I had the pleasure of speaking with Tanaz Bhathena, featured in the inaugural Teen Track, to discuss the FOLD, and her books Beauty of the Moment, and A Girl Like That.
What made you want to write your most recent book, The Beauty of the Moment?
I wanted to write a love story featuring two South Asian immigrant teens in Canada. Not only did I want them to have a happy ending, I wanted them to show them thriving in this country in spite of the obstacles they face due to their respective families and cultures. When it comes to South Asian immigrants, fiction is largely skewed toward depicting them in difficult or tragic situations. But we also have our happy stories and I wanted teens to see themselves reflected in that way as well.
You’ve mentioned in another interview that you would often check out adult fiction from the library as a young adult because that’s where you saw yourself represented. What impact did that have on your decision to write young adult fiction?
I honestly thought there was no room for my story in young adult fiction—that teens wouldn’t be interested in a book about an Indian teen growing up in Saudi Arabia. I struggled for the longest time to find a breakthrough in the adult market, with little success. Publishers found my first book “too dark.” It’s only thanks to movements such as We Need Diverse Books in the US and the Festival of Literary Diversity in Canada that my book finally found a home in the US—and that, too, with a young adult publisher.
This year is a pretty special first for the FOLD because it’s the launch of the Teen Track which you’re part of. What does it mean to be part of such a momentous first for the FOLD?
It’s a tremendous honor. I’ve been a fan of the FOLD since I first discovered the festival in 2016. The organizers do tireless work in promoting marginalized Canadian authors and providing them with opportunities. With the teen track program, marginalized teens will not only be able to interact with authors who have been published, but they will be also see authors who look like them, and share their culture and experiences. I am really excited for this program!

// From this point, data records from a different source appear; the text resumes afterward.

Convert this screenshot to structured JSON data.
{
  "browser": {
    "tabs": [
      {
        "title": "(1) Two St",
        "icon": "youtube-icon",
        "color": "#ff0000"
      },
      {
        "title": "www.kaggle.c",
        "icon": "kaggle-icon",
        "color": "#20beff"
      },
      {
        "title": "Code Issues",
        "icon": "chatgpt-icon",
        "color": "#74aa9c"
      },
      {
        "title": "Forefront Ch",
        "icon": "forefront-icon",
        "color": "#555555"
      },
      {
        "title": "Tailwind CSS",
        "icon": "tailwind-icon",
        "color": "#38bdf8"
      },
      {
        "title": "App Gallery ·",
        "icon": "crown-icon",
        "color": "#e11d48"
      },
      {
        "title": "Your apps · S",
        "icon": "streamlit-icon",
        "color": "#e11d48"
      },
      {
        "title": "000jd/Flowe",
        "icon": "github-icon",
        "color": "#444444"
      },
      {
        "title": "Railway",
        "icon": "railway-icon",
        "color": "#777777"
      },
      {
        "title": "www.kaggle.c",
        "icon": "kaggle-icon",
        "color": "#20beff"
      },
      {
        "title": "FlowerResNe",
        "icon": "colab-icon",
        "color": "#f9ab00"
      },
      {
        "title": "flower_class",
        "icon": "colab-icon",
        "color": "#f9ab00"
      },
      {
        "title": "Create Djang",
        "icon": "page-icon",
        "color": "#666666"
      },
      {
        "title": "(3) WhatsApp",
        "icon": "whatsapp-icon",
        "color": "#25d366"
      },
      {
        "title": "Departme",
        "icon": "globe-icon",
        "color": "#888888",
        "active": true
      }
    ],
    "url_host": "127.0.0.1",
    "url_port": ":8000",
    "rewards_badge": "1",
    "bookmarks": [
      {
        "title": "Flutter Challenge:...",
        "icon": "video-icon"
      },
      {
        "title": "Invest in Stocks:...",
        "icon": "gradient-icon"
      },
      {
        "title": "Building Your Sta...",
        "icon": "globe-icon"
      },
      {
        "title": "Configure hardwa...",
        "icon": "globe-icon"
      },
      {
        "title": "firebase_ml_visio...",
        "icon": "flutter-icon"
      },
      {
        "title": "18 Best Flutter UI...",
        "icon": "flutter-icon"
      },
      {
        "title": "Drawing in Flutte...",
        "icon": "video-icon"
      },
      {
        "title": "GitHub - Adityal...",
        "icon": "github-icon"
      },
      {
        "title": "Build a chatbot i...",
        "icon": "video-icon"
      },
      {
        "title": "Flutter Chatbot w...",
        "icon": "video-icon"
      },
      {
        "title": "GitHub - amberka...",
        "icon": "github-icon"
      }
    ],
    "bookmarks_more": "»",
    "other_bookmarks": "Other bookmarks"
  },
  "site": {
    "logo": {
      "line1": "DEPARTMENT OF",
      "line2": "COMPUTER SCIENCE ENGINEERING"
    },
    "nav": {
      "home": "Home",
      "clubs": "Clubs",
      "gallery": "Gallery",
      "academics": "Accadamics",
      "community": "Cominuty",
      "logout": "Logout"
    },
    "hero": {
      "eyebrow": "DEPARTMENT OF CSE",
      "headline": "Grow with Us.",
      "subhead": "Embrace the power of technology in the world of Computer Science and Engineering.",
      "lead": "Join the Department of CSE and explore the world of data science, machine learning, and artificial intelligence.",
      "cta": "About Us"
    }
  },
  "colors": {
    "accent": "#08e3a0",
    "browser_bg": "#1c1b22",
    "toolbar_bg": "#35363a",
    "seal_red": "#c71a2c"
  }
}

You’ve mentioned before that YA books fill you with hope. Tell me more about why it’s so important for teens (and adults) to have access to more YA fiction.
Back when I was reading YA, there were only certain kinds of books or stories being published. But these days, there is so much variety! The writing is of incredible caliber and the plots are engaging and creative. It’s important for teens and adults to have more access to YA fiction because the teenagers of this generation are changing the world. They are more socially conscious and politically active than I’ve ever seen—and that reality needs to be reflected in our literature.
Throughout Beauty of the Moment, Susan is under pressure not just from family, but people who don’t understand her culture, her friends, and then her parents’ divorce. What would you say to someone who says that teens aren’t under that much pressure or stress?
I think adults often forget what it was like to be a teenager and can sometimes make disparaging comments about “teens being teens.” Fiction teaches us empathy, and anyone who feels that teens aren’t under stress should read a YA novel!
While writing Susan’s character in Beauty of the Moment, did you find that you were writing yourself into the character?
I did! It was incredibly difficult—mostly because I don’t really like writing myself into my own fiction. But writing Susan’s character was also important to me. Growing up, I faced immense pressure from my parents to pursue a career that I didn’t enjoy. I know many other South Asian kids face the same type of pressure and I wanted to show that they are not alone—and that things can turn out okay in the end.
What’s your favourite part of writing YA?
Being able to enter a completely different headspace and leaving my boring adult reality behind!
What would you say to a young person who is trying to see themselves on the page, but struggling at doing so thus far?
Growing up, I did not see myself in the books that I read. I had to write my own story and make my own niche. While I don’t expect all teens to do this—not everyone wants to write books!—teen readers can work in other ways. They can write to publishers on social media, asking to see a specific kind of story. They can support the authors whose stories they want to see more of by doing one or more of these things: buying books, asking their local library to order in copies, writing reviews, and or recommending them to others.
As readers, you have the power to change things, to demand that publishers not only put in the effort to seek out more diverse stories but also authentic voices to tell those stories.
For more information and tickets to the festival, taking place May 2nd-5th, please visit the FOLD website.